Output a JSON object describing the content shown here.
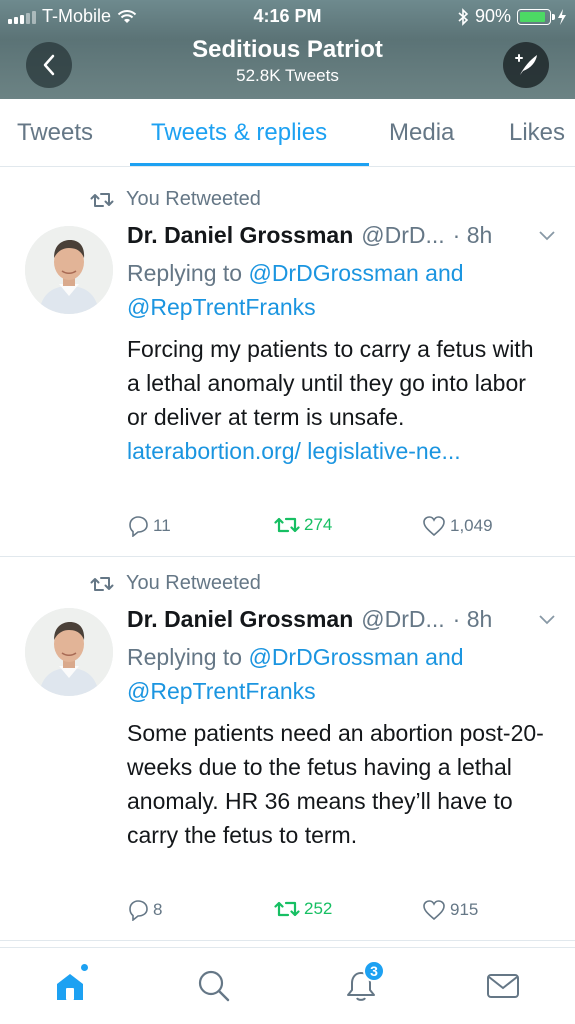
{
  "status_bar": {
    "carrier": "T-Mobile",
    "time": "4:16 PM",
    "battery": "90%",
    "battery_level": 0.9
  },
  "header": {
    "title": "Seditious Patriot",
    "subtitle": "52.8K Tweets"
  },
  "tabs": [
    {
      "label": "Tweets"
    },
    {
      "label": "Tweets & replies"
    },
    {
      "label": "Media"
    },
    {
      "label": "Likes"
    }
  ],
  "active_tab": "Tweets & replies",
  "tweets": [
    {
      "retweet_label": "You Retweeted",
      "name": "Dr. Daniel Grossman",
      "handle": "@DrD...",
      "time": "· 8h",
      "reply_prefix": "Replying to ",
      "reply_to_1": "@DrDGrossman",
      "reply_and": " and",
      "reply_to_2": "@RepTrentFranks",
      "text": "Forcing my patients to carry a fetus with a lethal anomaly until they go into labor or deliver at term is unsafe. ",
      "link": "laterabortion.org/ legislative-ne...",
      "replies": "11",
      "retweets": "274",
      "likes": "1,049"
    },
    {
      "retweet_label": "You Retweeted",
      "name": "Dr. Daniel Grossman",
      "handle": "@DrD...",
      "time": "· 8h",
      "reply_prefix": "Replying to ",
      "reply_to_1": "@DrDGrossman",
      "reply_and": " and",
      "reply_to_2": "@RepTrentFranks",
      "text": "Some patients need an abortion post-20-weeks due to the fetus having a lethal anomaly. HR 36 means they’ll have to carry the fetus to term.",
      "replies": "8",
      "retweets": "252",
      "likes": "915"
    }
  ],
  "bottom_nav": {
    "notifications_badge": "3"
  },
  "icons": [
    "back-arrow-icon",
    "compose-tweet-icon",
    "retweet-icon",
    "chevron-down-icon",
    "reply-icon",
    "heart-icon",
    "home-icon",
    "search-icon",
    "bell-icon",
    "mail-icon",
    "wifi-icon",
    "bluetooth-icon",
    "battery-icon",
    "charging-icon"
  ],
  "colors": {
    "accent": "#1da1f2",
    "link": "#1b95e0",
    "retweet_green": "#17bf63",
    "muted": "#657786"
  }
}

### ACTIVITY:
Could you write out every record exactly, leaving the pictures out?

### SOLUTION TO THIS TASK:
Output a JSON object describing the content shown here.
{
  "status_bar": {
    "carrier": "T-Mobile",
    "time": "4:16 PM",
    "battery": "90%",
    "battery_level": 0.9
  },
  "header": {
    "title": "Seditious Patriot",
    "subtitle": "52.8K Tweets"
  },
  "tabs": [
    {
      "label": "Tweets"
    },
    {
      "label": "Tweets & replies"
    },
    {
      "label": "Media"
    },
    {
      "label": "Likes"
    }
  ],
  "active_tab": "Tweets & replies",
  "tweets": [
    {
      "retweet_label": "You Retweeted",
      "name": "Dr. Daniel Grossman",
      "handle": "@DrD...",
      "time": "· 8h",
      "reply_prefix": "Replying to ",
      "reply_to_1": "@DrDGrossman",
      "reply_and": " and",
      "reply_to_2": "@RepTrentFranks",
      "text": "Forcing my patients to carry a fetus with a lethal anomaly until they go into labor or deliver at term is unsafe. ",
      "link": "laterabortion.org/ legislative-ne...",
      "replies": "11",
      "retweets": "274",
      "likes": "1,049"
    },
    {
      "retweet_label": "You Retweeted",
      "name": "Dr. Daniel Grossman",
      "handle": "@DrD...",
      "time": "· 8h",
      "reply_prefix": "Replying to ",
      "reply_to_1": "@DrDGrossman",
      "reply_and": " and",
      "reply_to_2": "@RepTrentFranks",
      "text": "Some patients need an abortion post-20-weeks due to the fetus having a lethal anomaly. HR 36 means they’ll have to carry the fetus to term.",
      "replies": "8",
      "retweets": "252",
      "likes": "915"
    }
  ],
  "bottom_nav": {
    "notifications_badge": "3"
  },
  "icons": [
    "back-arrow-icon",
    "compose-tweet-icon",
    "retweet-icon",
    "chevron-down-icon",
    "reply-icon",
    "heart-icon",
    "home-icon",
    "search-icon",
    "bell-icon",
    "mail-icon",
    "wifi-icon",
    "bluetooth-icon",
    "battery-icon",
    "charging-icon"
  ],
  "colors": {
    "accent": "#1da1f2",
    "link": "#1b95e0",
    "retweet_green": "#17bf63",
    "muted": "#657786"
  }
}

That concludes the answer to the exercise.